Author: Kåre Fog

Lost Down Social Constructionism’s Epistemic Rabbit-Hole

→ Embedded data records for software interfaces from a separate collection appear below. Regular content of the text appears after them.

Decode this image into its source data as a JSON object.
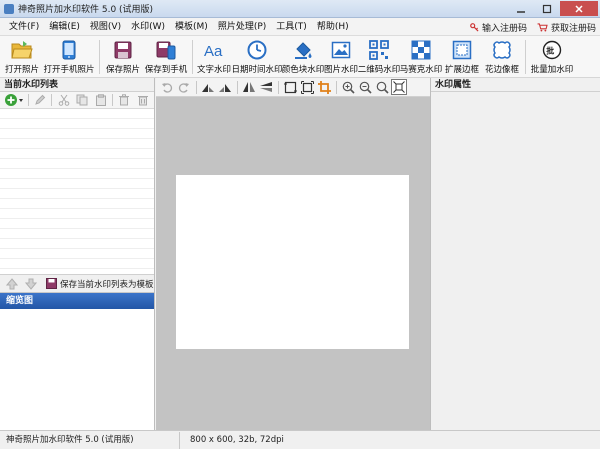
{
  "window": {
    "title": "神奇照片加水印软件 5.0 (试用版)"
  },
  "menu": {
    "items": [
      "文件(F)",
      "编辑(E)",
      "视图(V)",
      "水印(W)",
      "模板(M)",
      "照片处理(P)",
      "工具(T)",
      "帮助(H)"
    ],
    "register": "输入注册码",
    "buy": "获取注册码"
  },
  "toolbar": {
    "items": [
      {
        "label": "打开照片",
        "icon": "folder-open-icon"
      },
      {
        "label": "打开手机照片",
        "icon": "phone-icon"
      },
      {
        "label": "保存照片",
        "icon": "save-icon"
      },
      {
        "label": "保存到手机",
        "icon": "save-to-phone-icon"
      },
      {
        "label": "文字水印",
        "icon": "text-aa-icon"
      },
      {
        "label": "日期时间水印",
        "icon": "clock-icon"
      },
      {
        "label": "颜色块水印",
        "icon": "paint-bucket-icon"
      },
      {
        "label": "图片水印",
        "icon": "image-icon"
      },
      {
        "label": "二维码水印",
        "icon": "qrcode-icon"
      },
      {
        "label": "马赛克水印",
        "icon": "mosaic-icon"
      },
      {
        "label": "扩展边框",
        "icon": "border-expand-icon"
      },
      {
        "label": "花边像框",
        "icon": "lace-frame-icon"
      },
      {
        "label": "批量加水印",
        "icon": "batch-icon"
      }
    ]
  },
  "left_panel": {
    "watermark_list_title": "当前水印列表",
    "save_template": "保存当前水印列表为模板",
    "thumbnail_title": "缩览图"
  },
  "right_panel": {
    "title": "水印属性"
  },
  "statusbar": {
    "app": "神奇照片加水印软件 5.0 (试用版)",
    "image_info": "800 x 600, 32b, 72dpi"
  },
  "colors": {
    "accent": "#2356a6",
    "canvas_bg": "#c3c3c3"
  }
}
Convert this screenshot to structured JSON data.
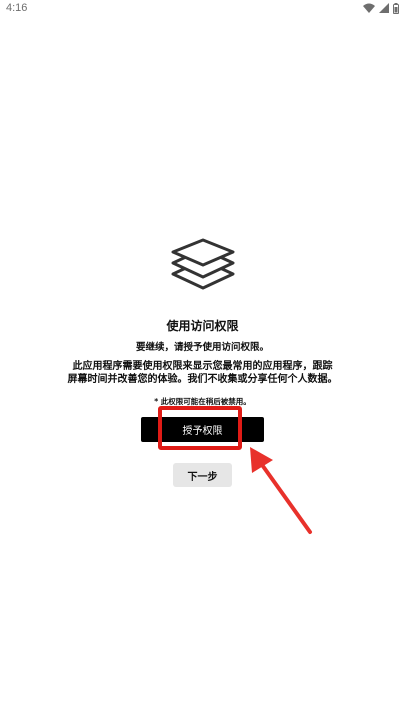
{
  "status_bar": {
    "time": "4:16",
    "icons": [
      "wifi-icon",
      "cellular-signal-icon",
      "battery-icon"
    ]
  },
  "screen": {
    "logo_icon": "layers-stack-icon",
    "title": "使用访问权限",
    "subtitle": "要继续，请授予使用访问权限。",
    "description_line1": "此应用程序需要使用权限来显示您最常用的应用程序，跟踪",
    "description_line2": "屏幕时间并改善您的体验。我们不收集或分享任何个人数据。",
    "note": "* 此权限可能在稍后被禁用。",
    "grant_button_label": "授予权限",
    "next_button_label": "下一步"
  },
  "annotation": {
    "highlight_color": "#e01b16",
    "arrow_color": "#e8312b"
  }
}
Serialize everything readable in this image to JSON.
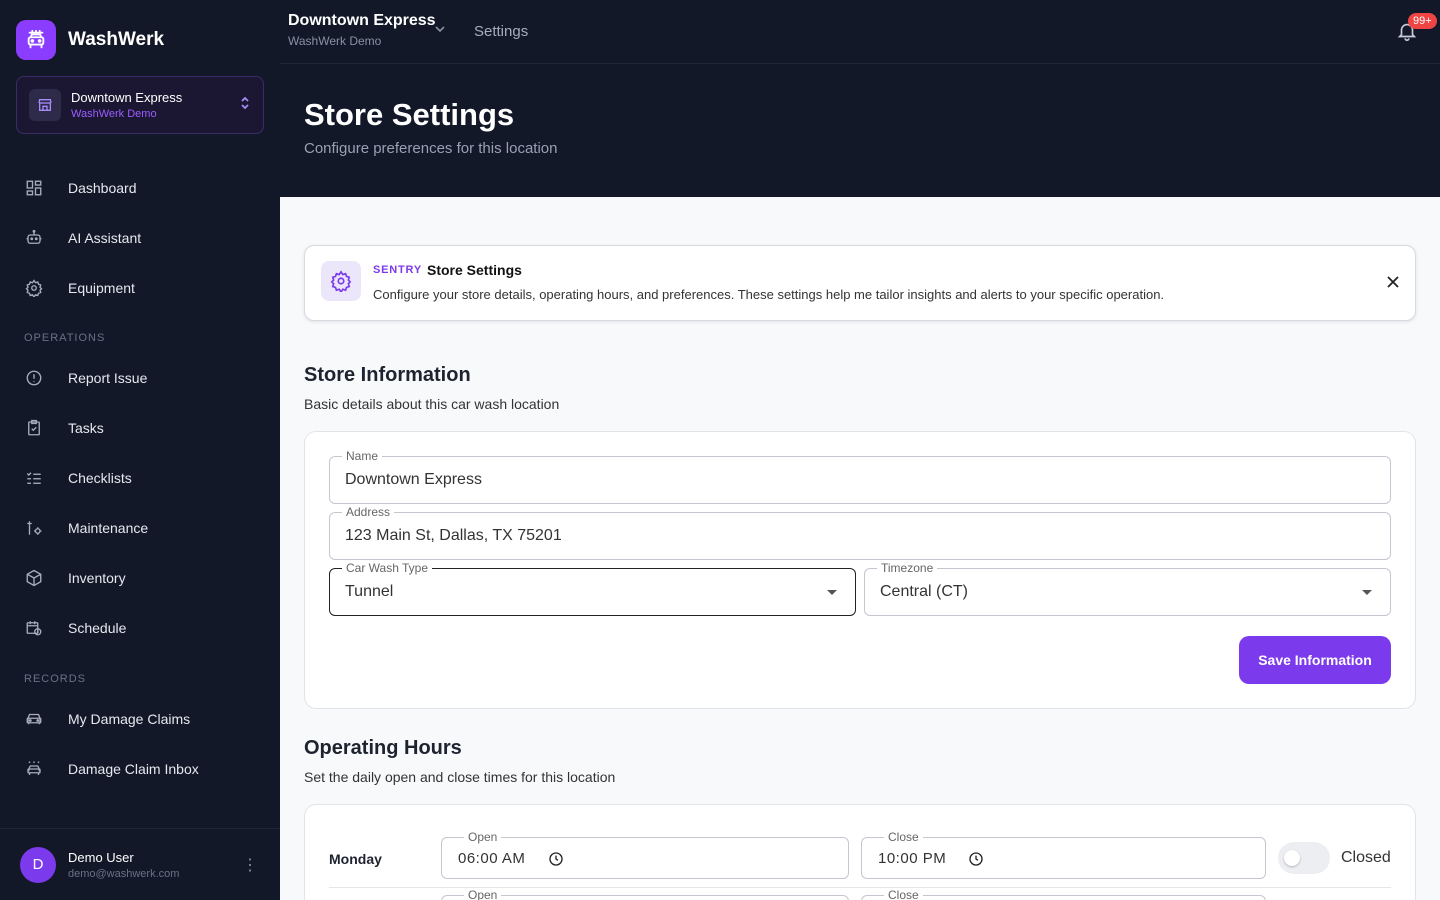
{
  "brand": {
    "name": "WashWerk"
  },
  "store_selector": {
    "name": "Downtown Express",
    "org": "WashWerk Demo"
  },
  "nav": {
    "main": [
      {
        "label": "Dashboard",
        "icon": "dashboard-icon"
      },
      {
        "label": "AI Assistant",
        "icon": "robot-icon"
      },
      {
        "label": "Equipment",
        "icon": "gear-icon"
      }
    ],
    "operations_header": "OPERATIONS",
    "operations": [
      {
        "label": "Report Issue",
        "icon": "alert-circle-icon"
      },
      {
        "label": "Tasks",
        "icon": "clipboard-check-icon"
      },
      {
        "label": "Checklists",
        "icon": "checklist-icon"
      },
      {
        "label": "Maintenance",
        "icon": "wrench-icon"
      },
      {
        "label": "Inventory",
        "icon": "box-icon"
      },
      {
        "label": "Schedule",
        "icon": "calendar-clock-icon"
      }
    ],
    "records_header": "RECORDS",
    "records": [
      {
        "label": "My Damage Claims",
        "icon": "car-icon"
      },
      {
        "label": "Damage Claim Inbox",
        "icon": "car-wash-icon"
      }
    ]
  },
  "user": {
    "initial": "D",
    "name": "Demo User",
    "email": "demo@washwerk.com"
  },
  "topbar": {
    "store_name": "Downtown Express",
    "org": "WashWerk Demo",
    "crumb": "Settings",
    "badge": "99+"
  },
  "page": {
    "title": "Store Settings",
    "subtitle": "Configure preferences for this location"
  },
  "alert": {
    "tag": "SENTRY",
    "title": "Store Settings",
    "text": "Configure your store details, operating hours, and preferences. These settings help me tailor insights and alerts to your specific operation."
  },
  "store_info": {
    "title": "Store Information",
    "subtitle": "Basic details about this car wash location",
    "name_label": "Name",
    "name_value": "Downtown Express",
    "address_label": "Address",
    "address_value": "123 Main St, Dallas, TX 75201",
    "type_label": "Car Wash Type",
    "type_value": "Tunnel",
    "tz_label": "Timezone",
    "tz_value": "Central (CT)",
    "save_label": "Save Information"
  },
  "hours": {
    "title": "Operating Hours",
    "subtitle": "Set the daily open and close times for this location",
    "open_label": "Open",
    "close_label": "Close",
    "closed_label": "Closed",
    "monday": {
      "day": "Monday",
      "open": "06:00 AM",
      "close": "10:00 PM",
      "closed": false
    }
  },
  "colors": {
    "accent": "#7c3aed",
    "sidebar": "#131828",
    "badge": "#ef4444"
  }
}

The popularisation of ‘social constructionism’ is widely agreed to be traceable to the publication of The Social Construction of Reality by the sociologists Peter L. Berger and Thomas Luckmann in 1966. In subsequent years, this concept attracted a large number of young, mostly left-leaning academics to the humanities departments of French universities, where social construction became an ideological tool useful to those engaged in the Parisian youth rebellion of 1968. From there, it spread rapidly though humanities departments in Europe and America, and into the social sciences. The changes in intellectual thinking that this development catalysed reverberate across the West’s academic institutions to this day. What transpired in the late sixties was nothing short of a cultural revolution, riding a wave of academic trends referred to as ‘social constructionism,’  ‘postmodernism,’ and ‘poststructuralism,’ although it never became entirely clear if or how these concepts differ from one another. While foreign to some, social constructionist jargon is now routinely invoked by the young academics who successfully conquered the humanities over the ensuing 40 years. These developments have not gone unnoticed …